##### MATERIAL FOR THIS TASK #####

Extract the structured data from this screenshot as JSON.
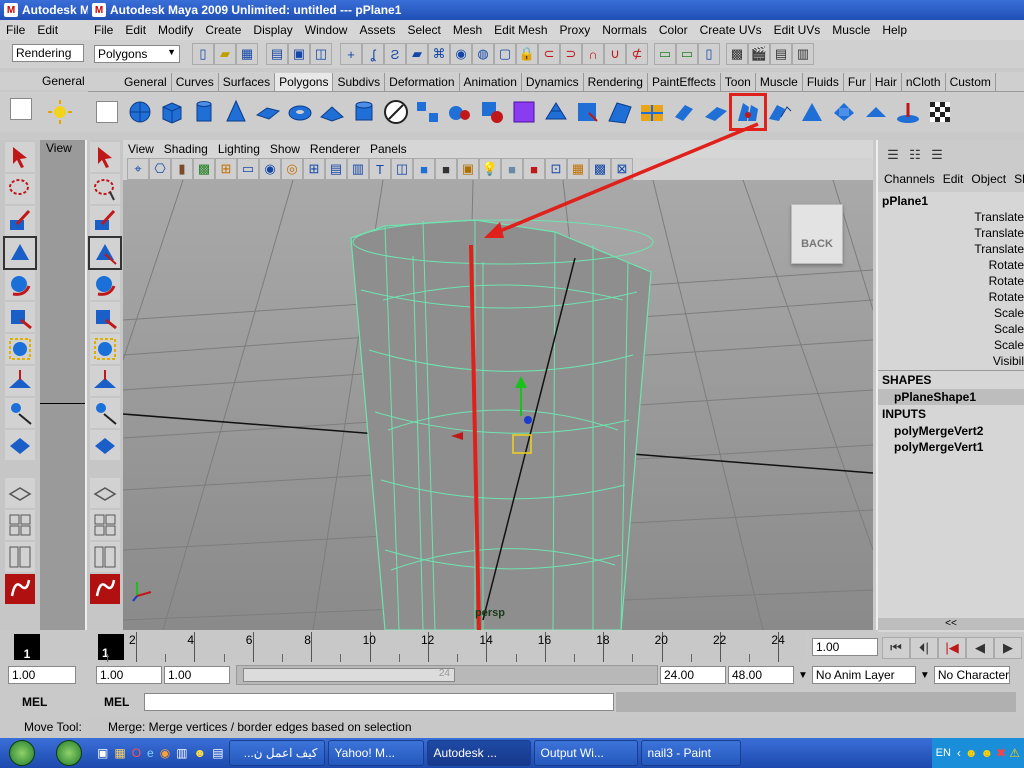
{
  "back_window": {
    "title": "Autodesk M",
    "menu": [
      "File",
      "Edit"
    ],
    "mode": "Rendering",
    "shelf_tab": "General",
    "panel_menu": "View",
    "mel_label": "MEL",
    "status": "Move Tool:",
    "start_field": "1.00",
    "frame_label": "1"
  },
  "main_window": {
    "title": "Autodesk Maya 2009 Unlimited: untitled   ---   pPlane1",
    "menu": [
      "File",
      "Edit",
      "Modify",
      "Create",
      "Display",
      "Window",
      "Assets",
      "Select",
      "Mesh",
      "Edit Mesh",
      "Proxy",
      "Normals",
      "Color",
      "Create UVs",
      "Edit UVs",
      "Muscle",
      "Help"
    ],
    "mode_selector": "Polygons",
    "shelf_tabs": [
      "General",
      "Curves",
      "Surfaces",
      "Polygons",
      "Subdivs",
      "Deformation",
      "Animation",
      "Dynamics",
      "Rendering",
      "PaintEffects",
      "Toon",
      "Muscle",
      "Fluids",
      "Fur",
      "Hair",
      "nCloth",
      "Custom"
    ],
    "active_shelf_tab": "Polygons",
    "panel_menu": [
      "View",
      "Shading",
      "Lighting",
      "Show",
      "Renderer",
      "Panels"
    ],
    "viewport": {
      "camera_label": "persp",
      "view_cube_label": "BACK"
    },
    "channel_box": {
      "menu": [
        "Channels",
        "Edit",
        "Object",
        "Sh"
      ],
      "object_name": "pPlane1",
      "attributes": [
        "Translate",
        "Translate",
        "Translate",
        "Rotate",
        "Rotate",
        "Rotate",
        "Scale",
        "Scale",
        "Scale",
        "Visibil"
      ],
      "shapes_header": "SHAPES",
      "shape": "pPlaneShape1",
      "inputs_header": "INPUTS",
      "inputs": [
        "polyMergeVert2",
        "polyMergeVert1"
      ],
      "scroll_label": "<<"
    },
    "timeline": {
      "current_frame": "1",
      "ticks": [
        "2",
        "4",
        "6",
        "8",
        "10",
        "12",
        "14",
        "16",
        "18",
        "20",
        "22",
        "24"
      ],
      "current_time_field": "1.00"
    },
    "range": {
      "start": "1.00",
      "playback_start": "1.00",
      "range_end_marker": "24",
      "playback_end": "24.00",
      "end": "48.00",
      "anim_layer": "No Anim Layer",
      "character": "No Character"
    },
    "mel_label": "MEL",
    "help_line": "Merge: Merge vertices / border edges based on selection"
  },
  "taskbar": {
    "items": [
      "كيف اعمل ن...",
      "Yahoo! M...",
      "Autodesk ...",
      "Output Wi...",
      "nail3 - Paint"
    ],
    "active_index": 2,
    "language": "EN"
  },
  "colors": {
    "highlight": "#e0201a",
    "wireframe": "#6fe3b0",
    "titlebar": "#2a5cc4"
  }
}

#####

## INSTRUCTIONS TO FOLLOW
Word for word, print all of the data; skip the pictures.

## SOLVED EXERCISE
Extract the structured data from this screenshot as JSON.
{
  "back_window": {
    "title": "Autodesk M",
    "menu": [
      "File",
      "Edit"
    ],
    "mode": "Rendering",
    "shelf_tab": "General",
    "panel_menu": "View",
    "mel_label": "MEL",
    "status": "Move Tool:",
    "start_field": "1.00",
    "frame_label": "1"
  },
  "main_window": {
    "title": "Autodesk Maya 2009 Unlimited: untitled   ---   pPlane1",
    "menu": [
      "File",
      "Edit",
      "Modify",
      "Create",
      "Display",
      "Window",
      "Assets",
      "Select",
      "Mesh",
      "Edit Mesh",
      "Proxy",
      "Normals",
      "Color",
      "Create UVs",
      "Edit UVs",
      "Muscle",
      "Help"
    ],
    "mode_selector": "Polygons",
    "shelf_tabs": [
      "General",
      "Curves",
      "Surfaces",
      "Polygons",
      "Subdivs",
      "Deformation",
      "Animation",
      "Dynamics",
      "Rendering",
      "PaintEffects",
      "Toon",
      "Muscle",
      "Fluids",
      "Fur",
      "Hair",
      "nCloth",
      "Custom"
    ],
    "active_shelf_tab": "Polygons",
    "panel_menu": [
      "View",
      "Shading",
      "Lighting",
      "Show",
      "Renderer",
      "Panels"
    ],
    "viewport": {
      "camera_label": "persp",
      "view_cube_label": "BACK"
    },
    "channel_box": {
      "menu": [
        "Channels",
        "Edit",
        "Object",
        "Sh"
      ],
      "object_name": "pPlane1",
      "attributes": [
        "Translate",
        "Translate",
        "Translate",
        "Rotate",
        "Rotate",
        "Rotate",
        "Scale",
        "Scale",
        "Scale",
        "Visibil"
      ],
      "shapes_header": "SHAPES",
      "shape": "pPlaneShape1",
      "inputs_header": "INPUTS",
      "inputs": [
        "polyMergeVert2",
        "polyMergeVert1"
      ],
      "scroll_label": "<<"
    },
    "timeline": {
      "current_frame": "1",
      "ticks": [
        "2",
        "4",
        "6",
        "8",
        "10",
        "12",
        "14",
        "16",
        "18",
        "20",
        "22",
        "24"
      ],
      "current_time_field": "1.00"
    },
    "range": {
      "start": "1.00",
      "playback_start": "1.00",
      "range_end_marker": "24",
      "playback_end": "24.00",
      "end": "48.00",
      "anim_layer": "No Anim Layer",
      "character": "No Character"
    },
    "mel_label": "MEL",
    "help_line": "Merge: Merge vertices / border edges based on selection"
  },
  "taskbar": {
    "items": [
      "كيف اعمل ن...",
      "Yahoo! M...",
      "Autodesk ...",
      "Output Wi...",
      "nail3 - Paint"
    ],
    "active_index": 2,
    "language": "EN"
  },
  "colors": {
    "highlight": "#e0201a",
    "wireframe": "#6fe3b0",
    "titlebar": "#2a5cc4"
  }
}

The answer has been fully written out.